In the previous two estimation types, we used historical data from past projects and/or expert judgement to arrive at an estimate. This is only possible when such work has been performed in the past. However, if the activity is a totally new one or differs enough from the one done in the past, then we may not be able to come up with an accurate figure for the effort estimate. In such cases, we can use PERT. This technique suggests the use of three estimates – Optimistic (O), Most Likely (M) and Pessimistic (P).

An Optimistic estimate is the earliest possible completion of the activity

A Pessimistic estimate is the latest possible completion of the activity

A Most Likely estimate is the most probable completion of the activity

We then apply the PERT formula to calculate the PERT duration of the estimate. It is also called weighted average duration and is given by the formula below:

PERT Estimate O + 4M + P)/6

For example, if an activity has the following estimates:

O = 5 days

M = 8 days

P = 10 days

Then, PERT Estimate 5 + (4x8) + 10)/6 = 47/6 = 7.833 days

As “Most Likely” has been given four times weight, the PERT estimate would be very close to it.

When using a PERT estimate, we are also interested to know how much risk is involved in the activity’s estimate as that helps us determine the probability of completing the project on time. This is done by calculating the Standard Deviation of a PERT estimate. Formula for calculating standard deviation is give below:

Standard Deviation P – O)/6

In the above example, Standard Deviation 10 – 5)/6 = 5/6 = 0.833

It means that the activity can be completed within 7.833 +/- 0.833 days or anywhere between 7 and 8.666 days.

We shall see in the next section how we can calculate the standard deviation of the project when we are using PERT estimates for all activities in the project.

Once we estimate the duration of each activity using one of the above mentioned techniques, we then estimate the number of resources working on each activity. This gives us the activity durations that would be used for scheduling. It must be noted that law of diminishing returns applies to the conversion of effort to duration. For example, if an activity can be completed in 1 day by 1 person, then its duration is 1 day and effort is also 1 day. If we add one more person to the same activity then the duration may not go down to 0.5 days. It will take a little longer than that. This is because there will be an overhead of communication between the two resources. Hence, one needs to use expert judgement when converting effort to duration as it may not be a simple arithmetic calculation.

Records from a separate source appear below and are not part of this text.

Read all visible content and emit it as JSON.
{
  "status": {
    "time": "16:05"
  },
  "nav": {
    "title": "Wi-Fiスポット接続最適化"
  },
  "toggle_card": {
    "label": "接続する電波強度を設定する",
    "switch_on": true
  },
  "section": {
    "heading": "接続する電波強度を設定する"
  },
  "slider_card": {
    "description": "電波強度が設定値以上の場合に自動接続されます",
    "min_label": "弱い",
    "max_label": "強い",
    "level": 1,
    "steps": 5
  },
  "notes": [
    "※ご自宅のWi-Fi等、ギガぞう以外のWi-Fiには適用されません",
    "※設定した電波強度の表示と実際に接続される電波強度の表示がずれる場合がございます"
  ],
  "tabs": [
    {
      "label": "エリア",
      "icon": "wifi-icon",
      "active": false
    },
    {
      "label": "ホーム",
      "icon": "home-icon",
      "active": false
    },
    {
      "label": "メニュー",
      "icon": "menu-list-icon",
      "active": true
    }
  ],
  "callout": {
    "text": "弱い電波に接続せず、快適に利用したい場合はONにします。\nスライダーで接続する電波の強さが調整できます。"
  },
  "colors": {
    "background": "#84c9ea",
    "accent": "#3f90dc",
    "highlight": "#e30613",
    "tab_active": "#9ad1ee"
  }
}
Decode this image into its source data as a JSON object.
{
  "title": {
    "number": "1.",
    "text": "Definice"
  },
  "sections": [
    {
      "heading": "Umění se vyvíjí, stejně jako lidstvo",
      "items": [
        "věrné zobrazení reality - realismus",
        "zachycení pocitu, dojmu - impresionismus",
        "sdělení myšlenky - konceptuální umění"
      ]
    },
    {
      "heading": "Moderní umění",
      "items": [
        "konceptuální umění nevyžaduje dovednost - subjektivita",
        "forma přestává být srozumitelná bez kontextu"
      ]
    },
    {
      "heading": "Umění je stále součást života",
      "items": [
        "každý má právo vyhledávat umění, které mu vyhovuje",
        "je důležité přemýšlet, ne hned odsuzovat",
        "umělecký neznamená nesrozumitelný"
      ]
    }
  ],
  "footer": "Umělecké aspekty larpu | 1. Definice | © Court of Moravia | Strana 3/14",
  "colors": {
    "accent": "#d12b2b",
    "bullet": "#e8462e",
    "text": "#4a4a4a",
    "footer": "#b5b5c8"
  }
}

Project Management, Project Planning, Project Initiation, Project Execution, Project monitoring, Project Control, Project Closure